The Executioner's Song (film)
|The Executioner's Song|
|Based on||The Executioner's Song
by Norman Mailer
|Screenplay by||Norman Mailer|
|Directed by||Lawrence Schiller|
|Starring||Tommy Lee Jones
|Theme music composer||John Cacavas|
|Country of origin||USA, Sweden|
Mimi Rothman Schapiro (associate producer)
Michael Economou (associate producer)
John Thomas Lenox (supervising producer)
|Editor(s)||Richard A. Harris
|Running time||157 minutes (U.S.)
136 minutes (Sweden)
|Production company(s)||Film Communications Inc.|
|Original release||November 28, 1982|
The Executioner's Song is a 1982 made-for-television film adaptation of Norman Mailer's 1979 Pulitzer Prize-winning novel of the same name. The film is directed by Lawrence Schiller from a screenplay by Mailer.
The movie is about the final nine months of the life of Gary Gilmore, beginning with his release from prison at the age of 35 after serving 12 years for robbery in Indiana. He is allowed to fly to Utah to live with Brenda Nicol, a distant cousin who was close to him and agrees to sponsor him. She tries to help him get back to normal life, which he finds extremely difficult after being in prison for so long.

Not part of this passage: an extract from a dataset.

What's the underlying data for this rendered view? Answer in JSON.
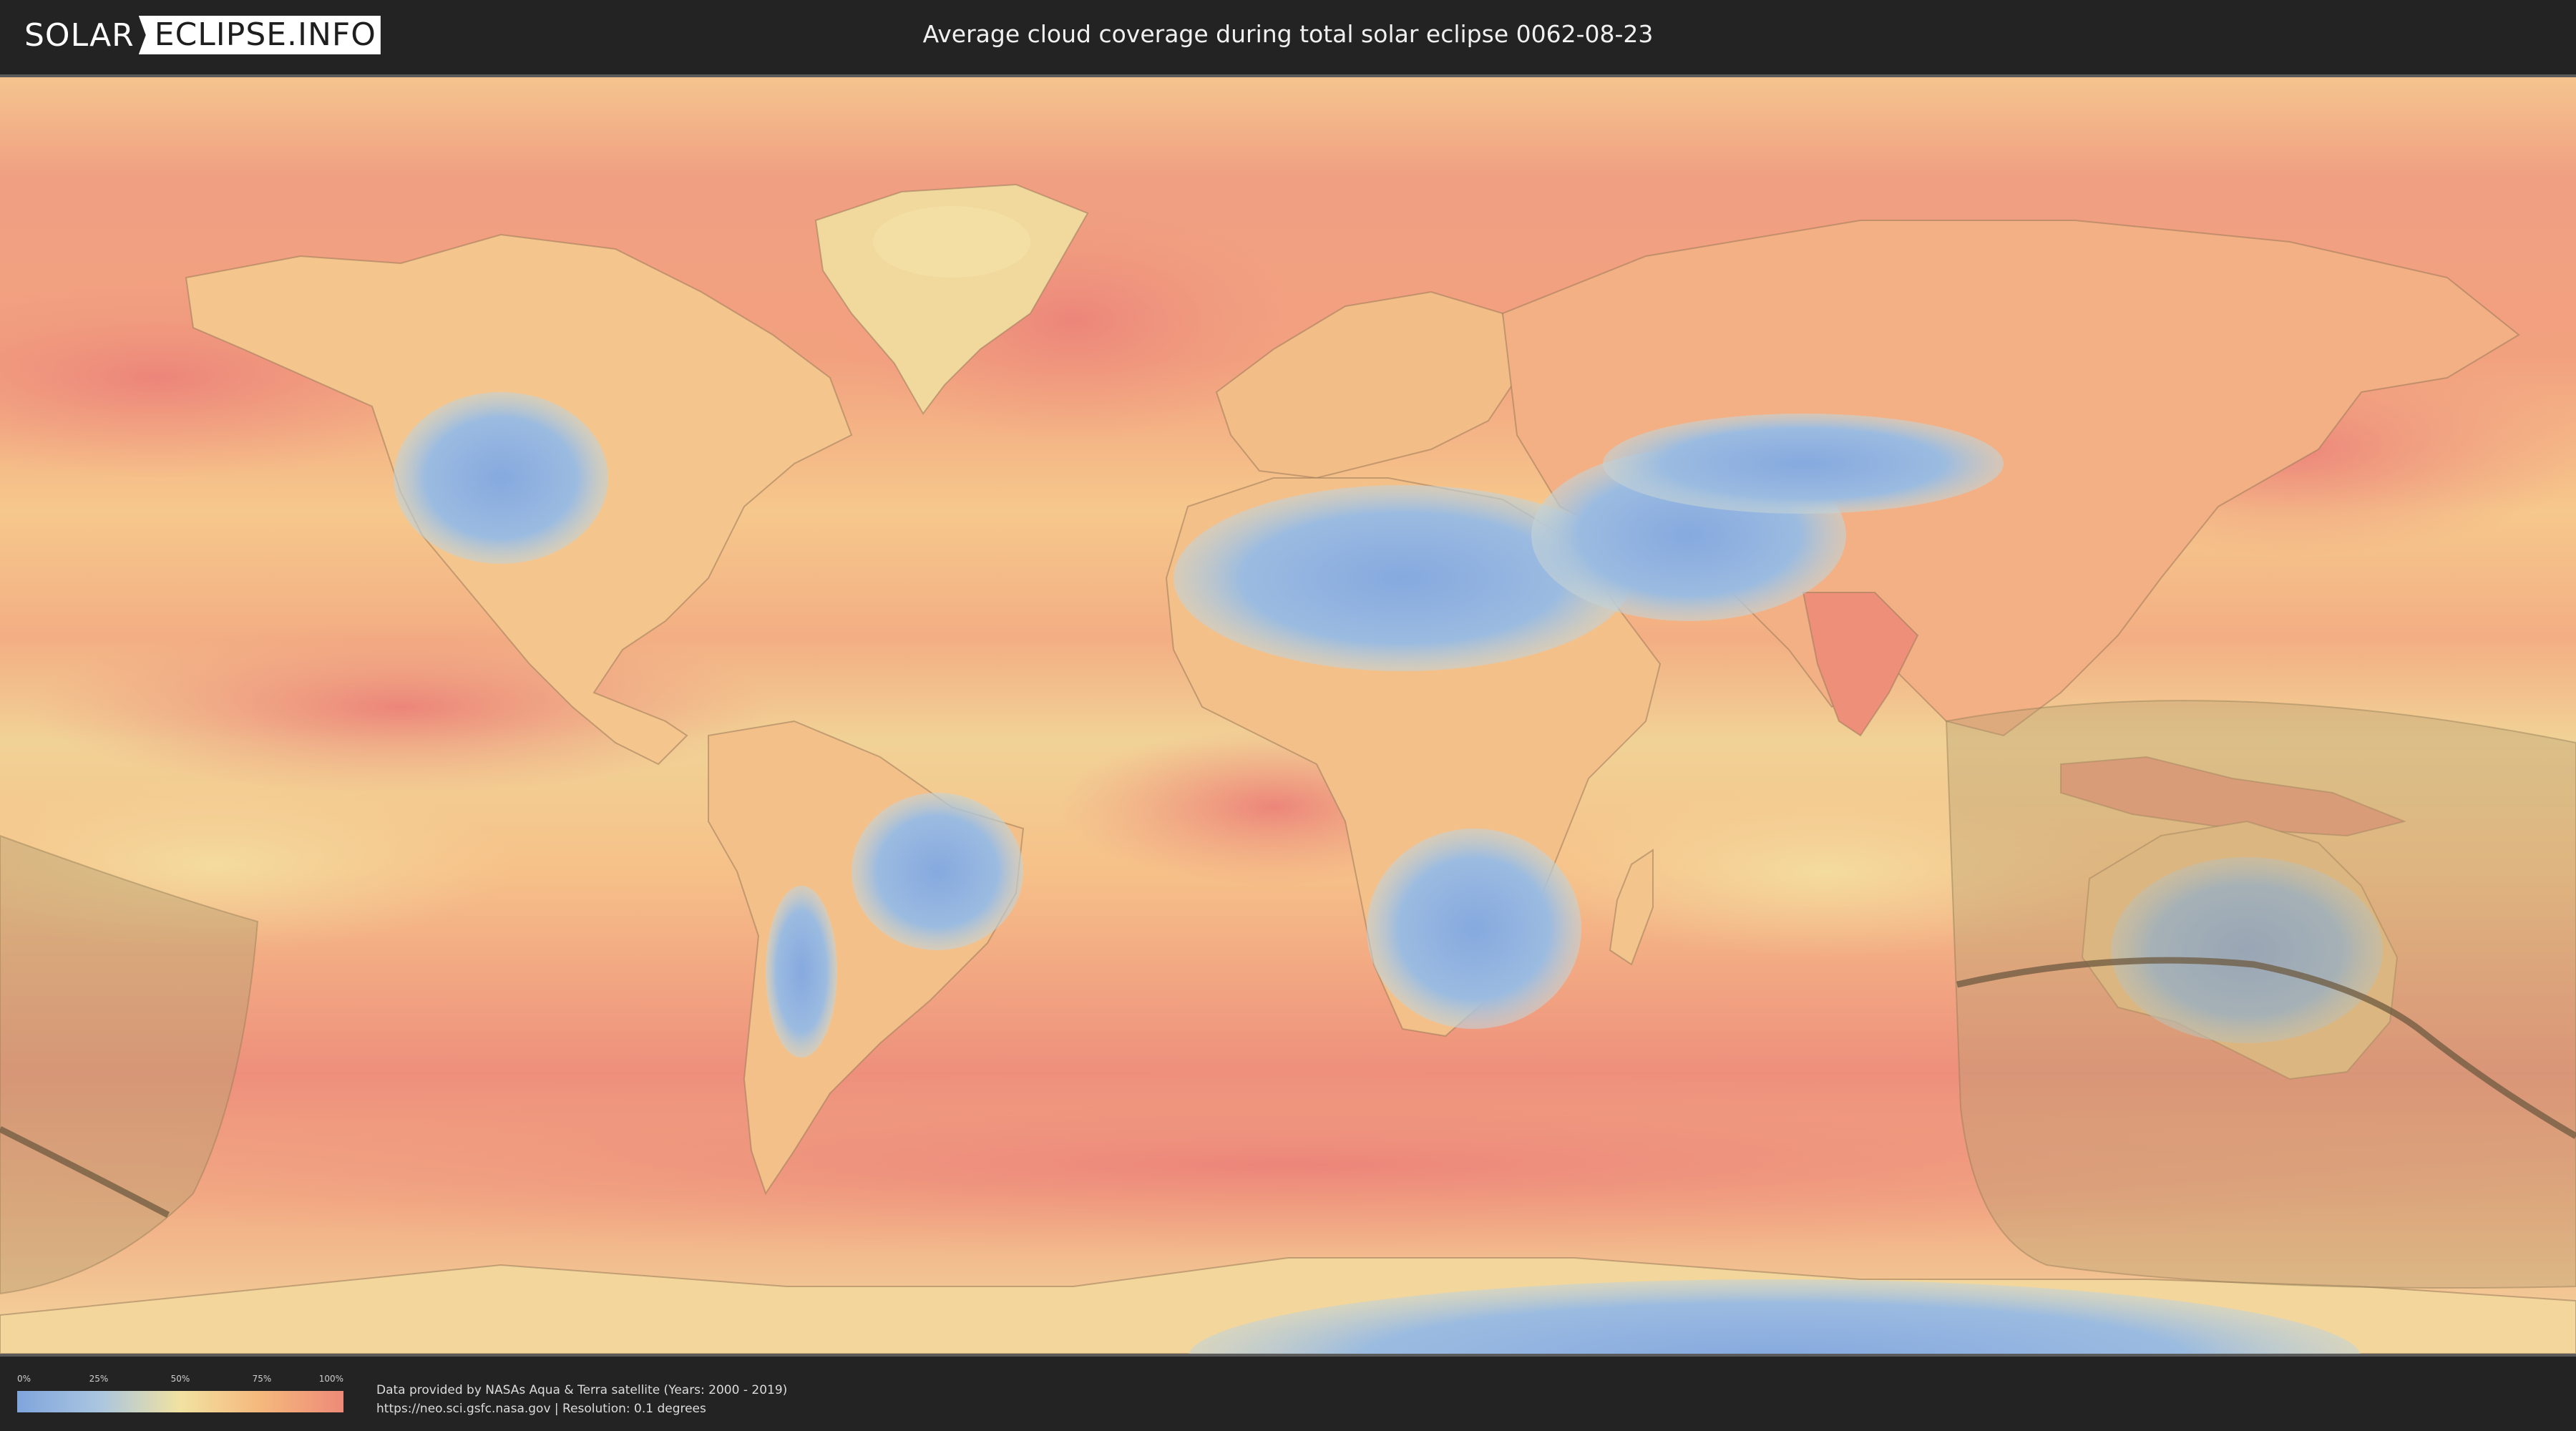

He soon moves to live with his uncle Vern, with whom he works in shoe repair, and his wife. Gilmore moves on to another job, at an insulation factory, where he performs well at first, but starts to have erratic hours and contentious relations with co-workers.
Gilmore meets and becomes romantically involved with Nicole Baker, a 19-year-old separated woman with two young children. Despite his efforts to reform himself, Gilmore begins to fight, steal items from stores, and abuse alcohol and drugs. The people who care for him are distressed to see these patterns re-emerge.

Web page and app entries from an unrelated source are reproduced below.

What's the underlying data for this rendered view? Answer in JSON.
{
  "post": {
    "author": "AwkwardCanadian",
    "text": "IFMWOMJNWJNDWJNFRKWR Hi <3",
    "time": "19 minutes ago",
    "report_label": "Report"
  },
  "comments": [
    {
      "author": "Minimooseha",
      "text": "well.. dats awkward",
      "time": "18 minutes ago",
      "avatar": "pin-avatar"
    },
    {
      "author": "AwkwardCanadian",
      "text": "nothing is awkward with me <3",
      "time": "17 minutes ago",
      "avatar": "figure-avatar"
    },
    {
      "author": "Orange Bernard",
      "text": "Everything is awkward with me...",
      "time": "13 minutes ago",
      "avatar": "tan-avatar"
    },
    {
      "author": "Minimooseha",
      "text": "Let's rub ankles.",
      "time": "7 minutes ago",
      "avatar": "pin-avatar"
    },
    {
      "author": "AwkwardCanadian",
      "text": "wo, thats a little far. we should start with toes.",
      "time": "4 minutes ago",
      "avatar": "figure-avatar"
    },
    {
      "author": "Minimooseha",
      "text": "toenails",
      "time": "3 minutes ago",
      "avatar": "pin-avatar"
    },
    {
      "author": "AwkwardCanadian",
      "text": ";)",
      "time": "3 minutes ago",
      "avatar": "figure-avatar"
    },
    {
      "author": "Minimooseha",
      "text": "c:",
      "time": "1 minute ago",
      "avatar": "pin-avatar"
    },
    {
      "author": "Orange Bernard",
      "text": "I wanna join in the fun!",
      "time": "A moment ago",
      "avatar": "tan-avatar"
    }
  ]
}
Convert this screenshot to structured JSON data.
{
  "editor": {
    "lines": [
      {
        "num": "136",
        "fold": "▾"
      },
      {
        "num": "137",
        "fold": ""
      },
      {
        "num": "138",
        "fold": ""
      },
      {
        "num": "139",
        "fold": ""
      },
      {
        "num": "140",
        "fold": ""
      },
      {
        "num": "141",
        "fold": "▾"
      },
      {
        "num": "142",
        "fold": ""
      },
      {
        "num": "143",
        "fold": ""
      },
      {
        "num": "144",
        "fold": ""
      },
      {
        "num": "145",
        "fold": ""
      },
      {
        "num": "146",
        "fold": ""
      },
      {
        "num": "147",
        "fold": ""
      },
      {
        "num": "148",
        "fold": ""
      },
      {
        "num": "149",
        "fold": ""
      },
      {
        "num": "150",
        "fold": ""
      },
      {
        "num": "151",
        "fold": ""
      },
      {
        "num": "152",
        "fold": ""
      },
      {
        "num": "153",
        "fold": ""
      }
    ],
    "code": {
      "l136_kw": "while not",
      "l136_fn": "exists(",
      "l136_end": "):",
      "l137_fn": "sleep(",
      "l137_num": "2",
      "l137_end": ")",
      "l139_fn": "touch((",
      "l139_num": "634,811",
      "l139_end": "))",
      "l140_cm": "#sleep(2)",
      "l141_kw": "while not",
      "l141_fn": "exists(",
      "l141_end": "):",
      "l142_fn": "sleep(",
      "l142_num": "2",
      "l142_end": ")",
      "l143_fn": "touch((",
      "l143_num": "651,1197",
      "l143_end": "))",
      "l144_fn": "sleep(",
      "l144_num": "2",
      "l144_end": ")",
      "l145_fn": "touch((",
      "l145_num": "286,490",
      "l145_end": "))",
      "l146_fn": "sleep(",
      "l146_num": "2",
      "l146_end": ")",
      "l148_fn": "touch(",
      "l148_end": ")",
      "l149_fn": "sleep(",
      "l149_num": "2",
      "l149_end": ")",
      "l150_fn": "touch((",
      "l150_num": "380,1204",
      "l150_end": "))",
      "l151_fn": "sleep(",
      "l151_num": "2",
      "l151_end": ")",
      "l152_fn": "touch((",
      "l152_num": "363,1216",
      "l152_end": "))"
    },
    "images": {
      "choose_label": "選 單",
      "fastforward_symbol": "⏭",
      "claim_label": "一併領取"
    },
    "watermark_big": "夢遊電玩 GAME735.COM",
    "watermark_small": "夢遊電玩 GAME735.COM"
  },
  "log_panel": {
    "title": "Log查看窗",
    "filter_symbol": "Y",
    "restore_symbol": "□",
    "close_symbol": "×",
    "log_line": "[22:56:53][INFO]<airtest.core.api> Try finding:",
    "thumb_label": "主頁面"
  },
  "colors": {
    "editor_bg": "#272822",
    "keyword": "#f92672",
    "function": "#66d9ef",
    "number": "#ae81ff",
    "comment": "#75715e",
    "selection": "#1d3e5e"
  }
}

Nicole breaks up with him after he hits her and goes into hiding with her children. Gilmore soon murders two men in two separate robberies over two days. His cousin Brenda tells police she suspects he is involved, and he is taken into custody. He is convicted of one of the murders and sentenced to death under a state law designed to accommodate the US Supreme Court ruling on the death penalty, which found most state laws on capital punishment to constitute "cruel and unusual punishment," prohibited under the Constitution. States worked to revise their laws.
While his attorneys, the ACLU and his family try to persuade Gilmore to pursue more appeals, he argues to have the sentence carried out and becomes a national media sensation. Publishers and reporters vie to buy his story and film rights. The night before his death, family, friends and lawyers join him for a party on death row. On January 17, 1977, Gilmore is executed by firing squad, as he chose. He was the first person to be judicially executed in the United States after the execution of Luis Monge in Colorado on June 2, 1967.

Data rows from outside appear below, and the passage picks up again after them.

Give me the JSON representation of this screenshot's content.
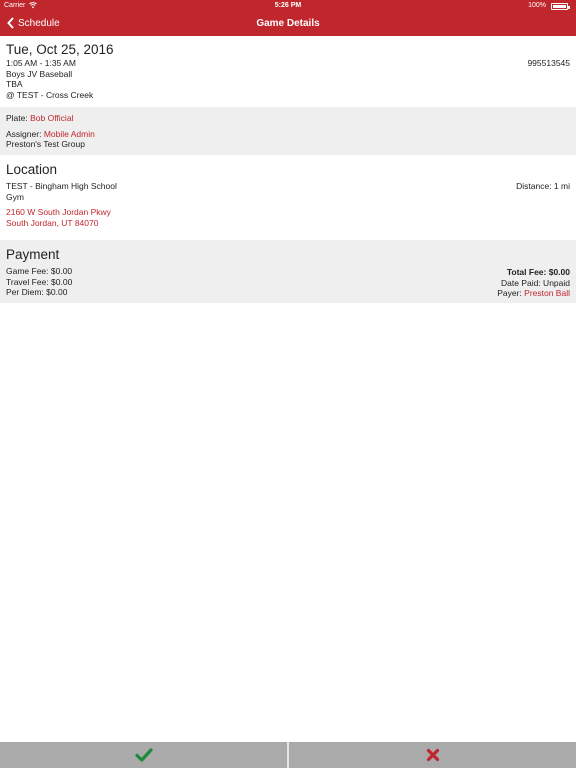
{
  "status_bar": {
    "carrier": "Carrier",
    "time": "5:26 PM",
    "battery": "100%"
  },
  "nav": {
    "back_label": "Schedule",
    "title": "Game Details"
  },
  "game": {
    "date": "Tue, Oct 25, 2016",
    "time_range": "1:05 AM - 1:35 AM",
    "level": "Boys JV Baseball",
    "field": "TBA",
    "matchup": "@ TEST - Cross Creek",
    "game_id": "995513545"
  },
  "officials": {
    "plate_label": "Plate:",
    "plate_name": "Bob Official",
    "assigner_label": "Assigner:",
    "assigner_name": "Mobile Admin",
    "group": "Preston's Test Group"
  },
  "location": {
    "heading": "Location",
    "venue": "TEST - Bingham High School",
    "venue_sub": "Gym",
    "distance": "Distance: 1 mi",
    "address_line1": "2160 W South Jordan Pkwy",
    "address_line2": "South Jordan, UT 84070"
  },
  "payment": {
    "heading": "Payment",
    "game_fee": "Game Fee: $0.00",
    "travel_fee": "Travel Fee: $0.00",
    "per_diem": "Per Diem: $0.00",
    "total_fee": "Total Fee: $0.00",
    "date_paid": "Date Paid: Unpaid",
    "payer_label": "Payer:",
    "payer_name": "Preston Ball"
  },
  "actions": {
    "accept_icon": "checkmark-icon",
    "decline_icon": "x-icon",
    "accept_color": "#1e8a3c",
    "decline_color": "#c0272d"
  },
  "colors": {
    "brand": "#c0272d",
    "section_bg": "#efefef",
    "bottom_bar": "#aaaaaa"
  }
}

- Tommy Lee Jones as Gary Mark Gilmore
- Christine Lahti as Brenda Nicol
- Rosanna Arquette as Nicole Baker
- Eli Wallach as Uncle Vern Damico
- Steven Keats as Larry Samuels (Larry Schiller figure)
- Jordan Clarke as Johnny Nicol
- Richard Venture as Earl Dorius
- Jenny Wright as April Baker
- Walter Olkewicz as Pete Galovan
- Michael LeClair as Rikki Wood
- Pat Corley as Val Conlan
- Mary Ethel Gregory as Ida Damico
- John Dennis Johnston as Jimmy Poker-Game
- Norris Mailer as Lu-Ann (as Norris Church)
- Kenneth O'Brien as Spencer McGrath
- Rance Howard as Lt. Johnson
- Charles Cyphers as Noall Wootton
- Robert DeMotte as Garage Mechanic
- Jim Youngs as Sterling Baker
- Grace Zabriskie as Kathryne Baker
Mailer originally asked Lanford Wilson to adapt the story, but Wilson politely declined. It was originally produced as a two-part TV movie running a total of 200 minutes on November 28 and 29, 1982. Later it was re-edited in a 97-minute theatrical version for European distribution, with additions of scenes of violence and nudity.
In what the New York Times described as a "searing performance," Tommy Lee Jones won an Emmy Award for his role in this work. Time Out- London said about the film's performances: "Jones (playing Gilmore) goes his own fascinating route to the loser's nirvana without recourse to psycho-style tics, while strong character performances from Arquette and Lahti constantly shift the focus back towards the everyday straitjacket of Utah underdogs."
- "The Executioner's Song (1982)". The New York Times. Retrieved 2008-06-18.
- Hal Erickson, The Executioner's Song, New York Times, 2010, accessed 31 May 2015
- PT, "The Executioner's Song", Time Out (London), n.d., accessed 31 May 2015